Tuesday, January 8, 2013
This report posits that risks for the oil price are heavily skewed to the upside. At the moment, the market is well supplied, but the escalation of troubles in the Persian Gulf could easily push oil prices to new all-time highs. New all-time highs will mean demand destruction. The average oil price will likely reach $123 per barrel by March 2013.
A crisis in Iran seems close to igniting. The most recent maneuvers, threats, sanctions and embargoes have worsened the situation. Even though Iran may only be able to maintain a blockade of the Straits of Hormuz for a limited time, the consequences would be dramatic. The oil price would definitely hit new highs, and could reach levels of up to $200.

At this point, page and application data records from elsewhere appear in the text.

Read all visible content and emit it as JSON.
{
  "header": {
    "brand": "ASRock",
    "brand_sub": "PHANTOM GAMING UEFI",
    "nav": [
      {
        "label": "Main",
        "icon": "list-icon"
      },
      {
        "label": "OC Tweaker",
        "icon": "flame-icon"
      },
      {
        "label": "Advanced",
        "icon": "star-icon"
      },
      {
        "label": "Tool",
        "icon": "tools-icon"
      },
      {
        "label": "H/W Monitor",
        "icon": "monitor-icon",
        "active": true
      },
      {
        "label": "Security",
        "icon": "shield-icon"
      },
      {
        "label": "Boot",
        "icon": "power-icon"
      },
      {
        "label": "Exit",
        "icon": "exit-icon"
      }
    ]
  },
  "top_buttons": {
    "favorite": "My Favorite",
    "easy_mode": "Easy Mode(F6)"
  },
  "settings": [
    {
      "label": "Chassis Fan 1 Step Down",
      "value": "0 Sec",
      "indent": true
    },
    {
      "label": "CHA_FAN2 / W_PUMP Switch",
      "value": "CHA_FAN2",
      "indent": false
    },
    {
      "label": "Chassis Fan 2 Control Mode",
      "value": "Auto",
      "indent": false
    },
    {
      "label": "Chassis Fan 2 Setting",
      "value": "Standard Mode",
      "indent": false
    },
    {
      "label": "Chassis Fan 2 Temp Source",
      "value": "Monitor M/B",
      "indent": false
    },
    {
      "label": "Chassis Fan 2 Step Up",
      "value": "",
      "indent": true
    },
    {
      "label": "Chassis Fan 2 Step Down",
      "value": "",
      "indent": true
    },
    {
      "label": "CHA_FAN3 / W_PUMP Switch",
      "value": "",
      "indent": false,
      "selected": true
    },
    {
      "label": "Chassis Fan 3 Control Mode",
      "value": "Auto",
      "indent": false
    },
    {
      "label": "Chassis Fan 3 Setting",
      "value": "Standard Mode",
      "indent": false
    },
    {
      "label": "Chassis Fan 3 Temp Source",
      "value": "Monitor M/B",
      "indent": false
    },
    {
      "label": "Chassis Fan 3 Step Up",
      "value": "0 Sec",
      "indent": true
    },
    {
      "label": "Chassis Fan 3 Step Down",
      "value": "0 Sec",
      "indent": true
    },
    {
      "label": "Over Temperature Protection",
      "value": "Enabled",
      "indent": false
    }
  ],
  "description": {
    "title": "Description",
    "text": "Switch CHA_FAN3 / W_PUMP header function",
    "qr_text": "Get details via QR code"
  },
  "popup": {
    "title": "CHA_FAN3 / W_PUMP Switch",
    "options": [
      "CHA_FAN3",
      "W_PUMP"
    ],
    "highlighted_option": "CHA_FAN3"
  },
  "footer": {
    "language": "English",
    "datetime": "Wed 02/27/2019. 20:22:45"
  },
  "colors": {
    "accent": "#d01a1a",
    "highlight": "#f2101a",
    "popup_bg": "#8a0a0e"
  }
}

Its still-low reserve capacity makes the oil price vulnerable to geopolitical tensions. With the exception of Saudi Arabia, no country holds any significant reserve capacities. But since Saudi Arabia has never exceeded 10 million barrels per day on a sustainable basis, there are doubts as to whether it can actually produce more than that. It would take a supply side crunch to find out whether the alleged reserve capacity actually exists to the extent claimed. At any rate, the decision of IEA to tap strategic reserves during the Libya crisis is a clear indicator of the strained supply situation.
Getting alternative forms of energy up and running quickly seems unlikely, given the current political environment and investment volume. High oil prices do, however, encourage shifts in efficiency and technology.
Other topics discussed: High liquidity, low interest rates and QE should create a positive environment for oil; Does the skyscraper index signal a weaker oil price; Oil price development from the perspective of the Austrian School of Economics; Petrodollar exiting through the back door; Break-even oil price suggests rising floor; Sharply rising oil consumption in the exporting countries could trigger shortages in the long run; US natural gas has a attractive risk/reward profile; Clean fracking will make shale gas production more efficient.
Posted by Unknown at 11:23 AM